The following is excerpted from March 9 Remarks by RBC executive Barbara Stymiest to the Select Committee of the Ontario Provincial Legislature on the proposed transaction of the TMX Group and the London Stock Exchange Group:
I am speaking to you today as past president and chief executive officer of the Toronto Stock Exchange. As an executive with RBC, I remind you of certain conflicts, namely RBC's role as advisor to the LSE, and our partial ownership of Alpha, an alternative trading system.
Even in the mid-nineties, when I was board chairman of the TSE, the approaching storm was painfully obvious. New technology was pushing change upon stock markets everywhere. Transaction speed and transparency were the table stakes in a fast-moving exchange game for order flow, listings and greater visibility for listed companies. Electronic trading closed iconic trading floors all over the world but also created the possibility of growth. Finally geography was no longer an obstacle to being something larger.

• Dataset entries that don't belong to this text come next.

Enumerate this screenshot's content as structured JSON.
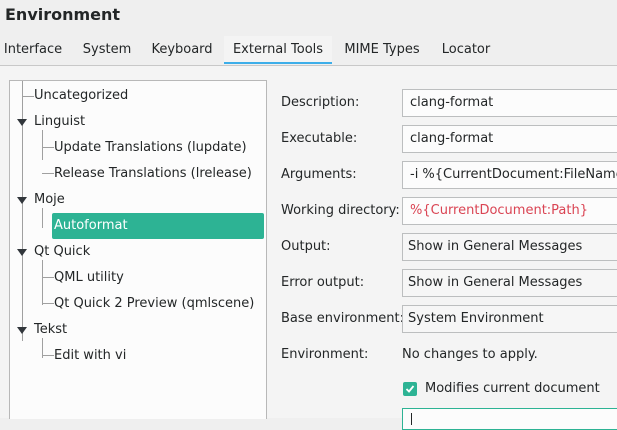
{
  "window": {
    "title": "Environment"
  },
  "tabs": [
    {
      "label": "Interface"
    },
    {
      "label": "System"
    },
    {
      "label": "Keyboard"
    },
    {
      "label": "External Tools",
      "active": true
    },
    {
      "label": "MIME Types"
    },
    {
      "label": "Locator"
    }
  ],
  "tree": {
    "items": [
      {
        "label": "Uncategorized",
        "level": 0,
        "expandable": false
      },
      {
        "label": "Linguist",
        "level": 0,
        "expandable": true
      },
      {
        "label": "Update Translations (lupdate)",
        "level": 1
      },
      {
        "label": "Release Translations (lrelease)",
        "level": 1
      },
      {
        "label": "Moje",
        "level": 0,
        "expandable": true
      },
      {
        "label": "Autoformat",
        "level": 1,
        "selected": true
      },
      {
        "label": "Qt Quick",
        "level": 0,
        "expandable": true
      },
      {
        "label": "QML utility",
        "level": 1
      },
      {
        "label": "Qt Quick 2 Preview (qmlscene)",
        "level": 1
      },
      {
        "label": "Tekst",
        "level": 0,
        "expandable": true
      },
      {
        "label": "Edit with vi",
        "level": 1
      }
    ]
  },
  "form": {
    "description": {
      "label": "Description:",
      "value": "clang-format"
    },
    "executable": {
      "label": "Executable:",
      "value": "clang-format"
    },
    "arguments": {
      "label": "Arguments:",
      "value": "-i %{CurrentDocument:FileName}"
    },
    "working_directory": {
      "label": "Working directory:",
      "value": "%{CurrentDocument:Path}"
    },
    "output": {
      "label": "Output:",
      "value": "Show in General Messages"
    },
    "error_output": {
      "label": "Error output:",
      "value": "Show in General Messages"
    },
    "base_environment": {
      "label": "Base environment:",
      "value": "System Environment"
    },
    "environment": {
      "label": "Environment:",
      "value": "No changes to apply."
    },
    "modifies_document": {
      "label": "Modifies current document",
      "checked": true
    }
  },
  "colors": {
    "accent": "#2db394",
    "focus": "#3daee9",
    "variable": "#da4453"
  }
}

It is important to understand the velocity of change that has ushered in a whole new way of thinking about equity and derivatives trading worldwide. Platforms are consolidating. And mergers are an attractive option for success in a technology-intense world. They help to address the all important question: Where is growth going to come from?
We in Canada found that answer in 1999, when exchanges in Vancouver and Calgary agreed to merge, and then merged with the TSE in 2001. I will let Venture's numbers as posted at the last trading day speak to those who feared the small cap market would disappear, or that the Canadian West would somehow lose its place in a unified Canadian capital market or that this aspect of our plan for building out the TSX, now TMX Group, was, well, nuts.
Nasdaq was headed in this direction and so was NYSE, although, distracted by other issues, they wouldn't finally make that jump until 2005. In Europe, historic change in trading dynamics across capital markets was moving even more quickly. When the oldest stock exchange in the world, Amsterdam, agreed in 2000 to merge with the Brussels exchange and the Paris exchange to become Euronext, I was convinced that we in Canada were not just running out of time, we were already behind.
I ask that you lift your heads up and see the future. What on earth is anyone afraid of in the face of this transaction? After all is said and done this deal is about business building. And that isn't a new idea for Canada.
In fact, none of this is really very new. As early as 2002 we at the TSE were meeting with both the big and small exchanges in the United States, exploring north-south opportunities. The lock Montreal had on derivatives moved us quickly to search for growth elsewhere, in Europe and the U.K. We met more than once with the LSE searching for the way forward in a fast-paced world of change.
But at that time, in more than one country, there was a board of directors or a government terrified of selling out the homestead and protecting the flag. It was a frustrating yet exciting time.
The issues being raised today about the TSX/LSE merge aren't new or material. They are old fears. Perhaps there's a sense we aren't ready to become something larger and transatlantic. It may be that, like the national securities regulator debate, there are too many interests protecting something other than the real subject of discussion. Or perhaps there is still confusion between trading and the process of capital formation.
Whatever the case, none of the ambitions for our Canadian exchange should be a surprise to anyone. In the prospectus for the TSX Group's initial public offering in 2002 we committed to do three things: enhance the core business, expand geographically, and diversify into new business opportunities. These goals, now 10 years old, are the catalyst to this merger proposal. No one questioned them then. Why question them now?